Interface dataset entries

··········

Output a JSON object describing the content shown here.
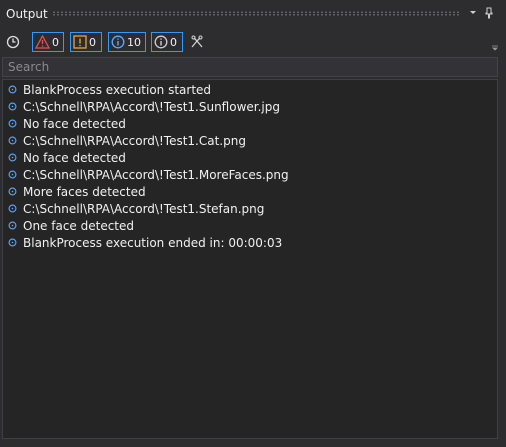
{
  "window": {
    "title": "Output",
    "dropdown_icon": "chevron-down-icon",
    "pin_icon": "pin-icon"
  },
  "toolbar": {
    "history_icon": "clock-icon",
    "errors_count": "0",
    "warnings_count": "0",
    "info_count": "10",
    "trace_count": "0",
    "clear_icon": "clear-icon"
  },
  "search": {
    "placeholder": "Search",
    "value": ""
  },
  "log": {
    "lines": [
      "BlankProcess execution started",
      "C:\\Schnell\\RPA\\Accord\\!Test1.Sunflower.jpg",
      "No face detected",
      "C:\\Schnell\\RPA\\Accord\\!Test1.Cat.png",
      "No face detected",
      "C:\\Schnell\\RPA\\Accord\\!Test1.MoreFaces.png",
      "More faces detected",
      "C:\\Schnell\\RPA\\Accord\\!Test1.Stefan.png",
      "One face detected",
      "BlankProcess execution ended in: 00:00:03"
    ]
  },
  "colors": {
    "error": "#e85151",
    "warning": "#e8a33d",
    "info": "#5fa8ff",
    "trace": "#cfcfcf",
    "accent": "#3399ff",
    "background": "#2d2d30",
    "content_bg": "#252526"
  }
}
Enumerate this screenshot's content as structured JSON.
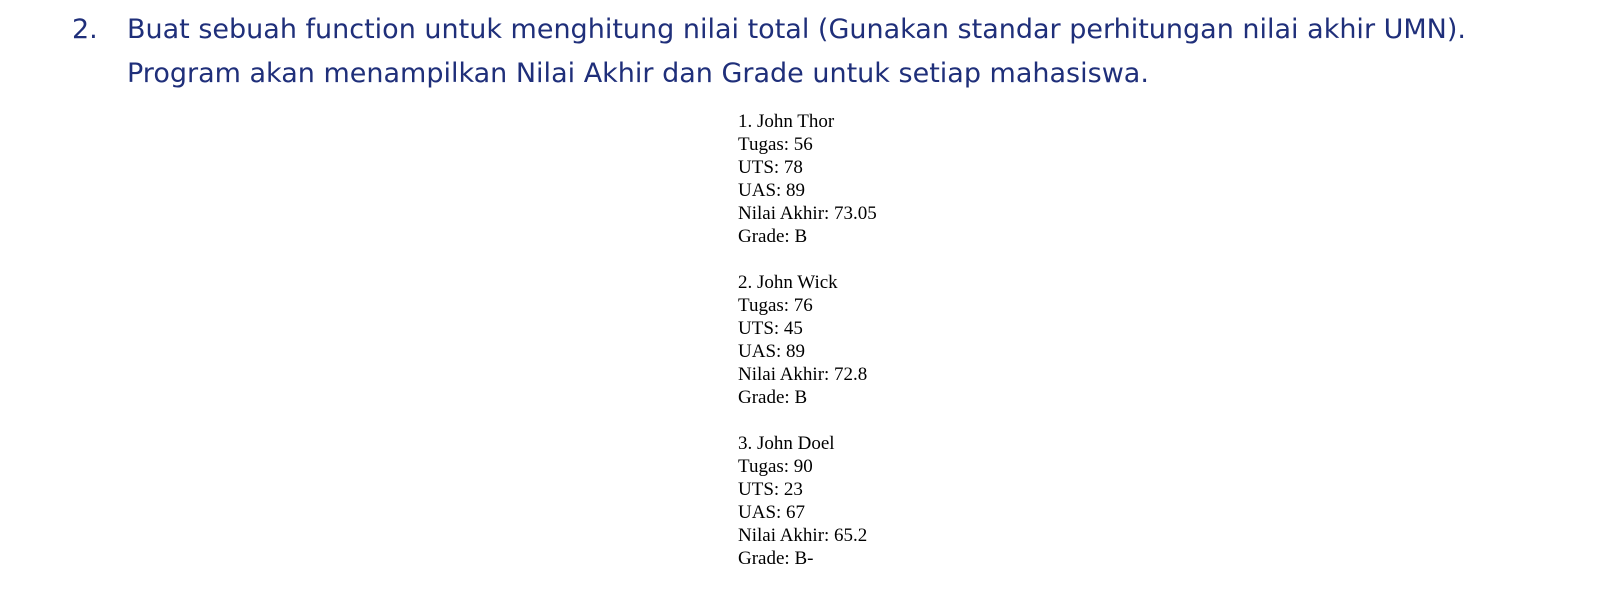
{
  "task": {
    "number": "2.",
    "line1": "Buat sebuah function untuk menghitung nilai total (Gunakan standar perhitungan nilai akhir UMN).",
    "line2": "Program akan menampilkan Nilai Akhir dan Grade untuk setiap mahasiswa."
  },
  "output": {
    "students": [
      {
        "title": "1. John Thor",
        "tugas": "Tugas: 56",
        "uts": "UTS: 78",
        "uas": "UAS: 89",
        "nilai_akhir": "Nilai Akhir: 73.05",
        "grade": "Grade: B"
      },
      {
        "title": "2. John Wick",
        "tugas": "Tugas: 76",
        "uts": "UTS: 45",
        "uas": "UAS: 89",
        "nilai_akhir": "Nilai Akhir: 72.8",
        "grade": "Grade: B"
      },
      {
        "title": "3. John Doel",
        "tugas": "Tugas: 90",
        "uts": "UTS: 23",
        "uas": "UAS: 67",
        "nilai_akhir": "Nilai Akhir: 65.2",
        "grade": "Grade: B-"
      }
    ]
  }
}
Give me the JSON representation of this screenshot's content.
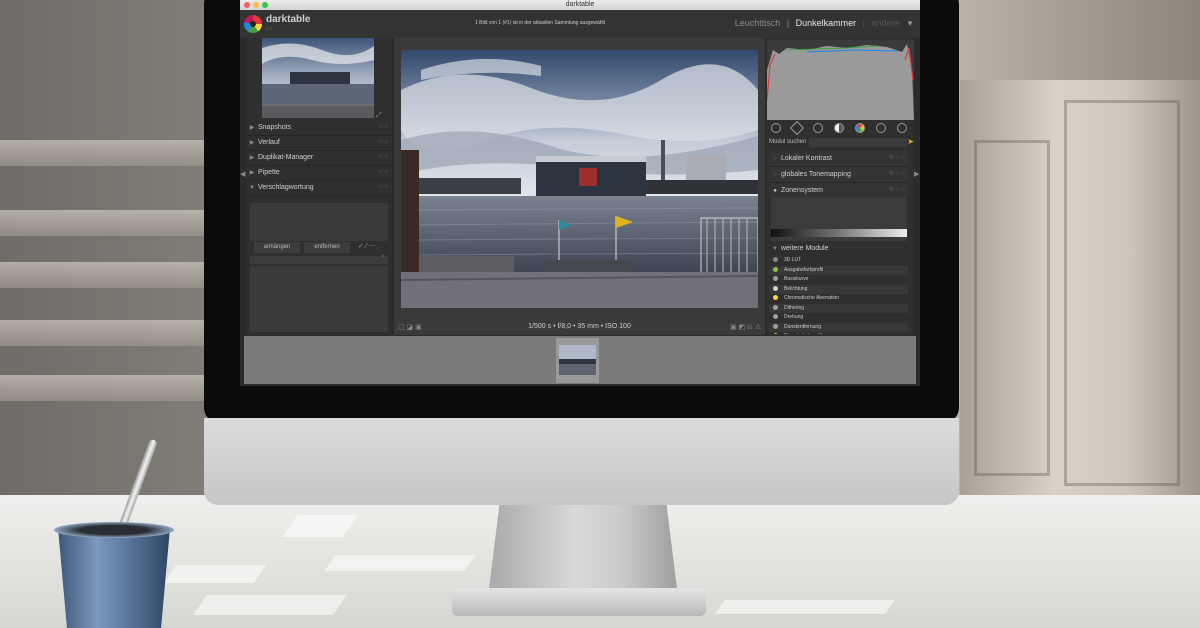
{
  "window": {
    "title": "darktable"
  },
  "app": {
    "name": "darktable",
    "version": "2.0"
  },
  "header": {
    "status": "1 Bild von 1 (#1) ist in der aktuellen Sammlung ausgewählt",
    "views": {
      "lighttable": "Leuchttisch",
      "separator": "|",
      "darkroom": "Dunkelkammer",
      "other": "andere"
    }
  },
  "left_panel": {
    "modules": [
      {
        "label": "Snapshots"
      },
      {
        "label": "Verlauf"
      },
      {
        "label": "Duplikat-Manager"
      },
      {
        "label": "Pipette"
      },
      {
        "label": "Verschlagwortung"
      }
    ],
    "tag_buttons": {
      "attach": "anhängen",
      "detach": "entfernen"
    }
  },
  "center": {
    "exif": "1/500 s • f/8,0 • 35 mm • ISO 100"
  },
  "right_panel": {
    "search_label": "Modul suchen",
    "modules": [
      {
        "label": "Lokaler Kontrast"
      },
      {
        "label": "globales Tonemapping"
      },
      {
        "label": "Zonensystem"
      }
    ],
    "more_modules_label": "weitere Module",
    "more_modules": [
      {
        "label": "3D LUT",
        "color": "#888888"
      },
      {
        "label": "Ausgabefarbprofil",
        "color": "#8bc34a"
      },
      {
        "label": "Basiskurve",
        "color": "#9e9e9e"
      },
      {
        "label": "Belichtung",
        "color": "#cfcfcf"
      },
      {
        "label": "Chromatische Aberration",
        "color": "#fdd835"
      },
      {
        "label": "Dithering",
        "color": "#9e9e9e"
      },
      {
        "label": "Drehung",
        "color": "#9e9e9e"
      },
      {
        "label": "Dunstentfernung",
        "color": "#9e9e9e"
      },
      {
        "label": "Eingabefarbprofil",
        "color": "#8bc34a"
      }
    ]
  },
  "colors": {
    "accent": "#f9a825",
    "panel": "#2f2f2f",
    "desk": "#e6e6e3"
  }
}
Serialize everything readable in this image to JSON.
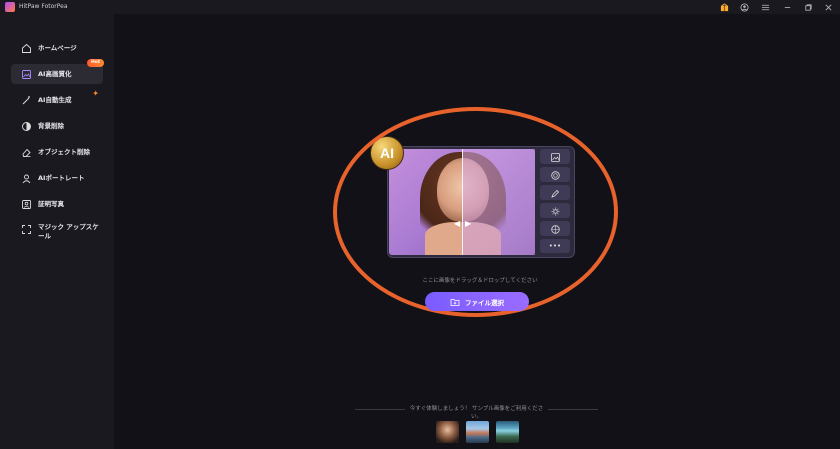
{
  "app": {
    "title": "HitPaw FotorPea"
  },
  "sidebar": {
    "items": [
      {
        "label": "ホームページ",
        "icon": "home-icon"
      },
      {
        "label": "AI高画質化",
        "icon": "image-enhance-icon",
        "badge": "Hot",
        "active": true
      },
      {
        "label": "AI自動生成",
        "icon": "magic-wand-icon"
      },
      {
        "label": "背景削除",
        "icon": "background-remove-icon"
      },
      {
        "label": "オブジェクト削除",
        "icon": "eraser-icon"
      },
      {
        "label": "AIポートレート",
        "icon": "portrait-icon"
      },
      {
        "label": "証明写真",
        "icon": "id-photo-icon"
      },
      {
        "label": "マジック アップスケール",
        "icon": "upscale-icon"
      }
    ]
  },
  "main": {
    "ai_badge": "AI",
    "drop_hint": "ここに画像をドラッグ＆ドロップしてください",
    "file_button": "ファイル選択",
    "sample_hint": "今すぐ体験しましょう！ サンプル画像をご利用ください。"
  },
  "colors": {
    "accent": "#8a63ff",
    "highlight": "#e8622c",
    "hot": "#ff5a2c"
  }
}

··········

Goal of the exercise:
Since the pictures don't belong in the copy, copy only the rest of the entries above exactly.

Result of this task:
Output a JSON object describing the content shown here.
{
  "window": {
    "title": "Output",
    "dropdown_icon": "chevron-down-icon",
    "pin_icon": "pin-icon"
  },
  "toolbar": {
    "history_icon": "clock-icon",
    "errors_count": "0",
    "warnings_count": "0",
    "info_count": "10",
    "trace_count": "0",
    "clear_icon": "clear-icon"
  },
  "search": {
    "placeholder": "Search",
    "value": ""
  },
  "log": {
    "lines": [
      "BlankProcess execution started",
      "C:\\Schnell\\RPA\\Accord\\!Test1.Sunflower.jpg",
      "No face detected",
      "C:\\Schnell\\RPA\\Accord\\!Test1.Cat.png",
      "No face detected",
      "C:\\Schnell\\RPA\\Accord\\!Test1.MoreFaces.png",
      "More faces detected",
      "C:\\Schnell\\RPA\\Accord\\!Test1.Stefan.png",
      "One face detected",
      "BlankProcess execution ended in: 00:00:03"
    ]
  },
  "colors": {
    "error": "#e85151",
    "warning": "#e8a33d",
    "info": "#5fa8ff",
    "trace": "#cfcfcf",
    "accent": "#3399ff",
    "background": "#2d2d30",
    "content_bg": "#252526"
  }
}
Enumerate this screenshot's content as structured JSON.
{
  "task": {
    "number": "2.",
    "line1": "Buat sebuah function untuk menghitung nilai total (Gunakan standar perhitungan nilai akhir UMN).",
    "line2": "Program akan menampilkan Nilai Akhir dan Grade untuk setiap mahasiswa."
  },
  "output": {
    "students": [
      {
        "title": "1. John Thor",
        "tugas": "Tugas: 56",
        "uts": "UTS: 78",
        "uas": "UAS: 89",
        "nilai_akhir": "Nilai Akhir: 73.05",
        "grade": "Grade: B"
      },
      {
        "title": "2. John Wick",
        "tugas": "Tugas: 76",
        "uts": "UTS: 45",
        "uas": "UAS: 89",
        "nilai_akhir": "Nilai Akhir: 72.8",
        "grade": "Grade: B"
      },
      {
        "title": "3. John Doel",
        "tugas": "Tugas: 90",
        "uts": "UTS: 23",
        "uas": "UAS: 67",
        "nilai_akhir": "Nilai Akhir: 65.2",
        "grade": "Grade: B-"
      }
    ]
  }
}
Give me the JSON representation of this screenshot's content.
{
  "window": {
    "title": "darktable"
  },
  "app": {
    "name": "darktable",
    "version": "2.0"
  },
  "header": {
    "status": "1 Bild von 1 (#1) ist in der aktuellen Sammlung ausgewählt",
    "views": {
      "lighttable": "Leuchttisch",
      "separator": "|",
      "darkroom": "Dunkelkammer",
      "other": "andere"
    }
  },
  "left_panel": {
    "modules": [
      {
        "label": "Snapshots"
      },
      {
        "label": "Verlauf"
      },
      {
        "label": "Duplikat-Manager"
      },
      {
        "label": "Pipette"
      },
      {
        "label": "Verschlagwortung"
      }
    ],
    "tag_buttons": {
      "attach": "anhängen",
      "detach": "entfernen"
    }
  },
  "center": {
    "exif": "1/500 s • f/8,0 • 35 mm • ISO 100"
  },
  "right_panel": {
    "search_label": "Modul suchen",
    "modules": [
      {
        "label": "Lokaler Kontrast"
      },
      {
        "label": "globales Tonemapping"
      },
      {
        "label": "Zonensystem"
      }
    ],
    "more_modules_label": "weitere Module",
    "more_modules": [
      {
        "label": "3D LUT",
        "color": "#888888"
      },
      {
        "label": "Ausgabefarbprofil",
        "color": "#8bc34a"
      },
      {
        "label": "Basiskurve",
        "color": "#9e9e9e"
      },
      {
        "label": "Belichtung",
        "color": "#cfcfcf"
      },
      {
        "label": "Chromatische Aberration",
        "color": "#fdd835"
      },
      {
        "label": "Dithering",
        "color": "#9e9e9e"
      },
      {
        "label": "Drehung",
        "color": "#9e9e9e"
      },
      {
        "label": "Dunstentfernung",
        "color": "#9e9e9e"
      },
      {
        "label": "Eingabefarbprofil",
        "color": "#8bc34a"
      }
    ]
  },
  "colors": {
    "accent": "#f9a825",
    "panel": "#2f2f2f",
    "desk": "#e6e6e3"
  }
}
Serialize everything readable in this image to JSON.
{
  "app": {
    "title": "HitPaw FotorPea"
  },
  "sidebar": {
    "items": [
      {
        "label": "ホームページ",
        "icon": "home-icon"
      },
      {
        "label": "AI高画質化",
        "icon": "image-enhance-icon",
        "badge": "Hot",
        "active": true
      },
      {
        "label": "AI自動生成",
        "icon": "magic-wand-icon"
      },
      {
        "label": "背景削除",
        "icon": "background-remove-icon"
      },
      {
        "label": "オブジェクト削除",
        "icon": "eraser-icon"
      },
      {
        "label": "AIポートレート",
        "icon": "portrait-icon"
      },
      {
        "label": "証明写真",
        "icon": "id-photo-icon"
      },
      {
        "label": "マジック アップスケール",
        "icon": "upscale-icon"
      }
    ]
  },
  "main": {
    "ai_badge": "AI",
    "drop_hint": "ここに画像をドラッグ＆ドロップしてください",
    "file_button": "ファイル選択",
    "sample_hint": "今すぐ体験しましょう！ サンプル画像をご利用ください。"
  },
  "colors": {
    "accent": "#8a63ff",
    "highlight": "#e8622c",
    "hot": "#ff5a2c"
  }
}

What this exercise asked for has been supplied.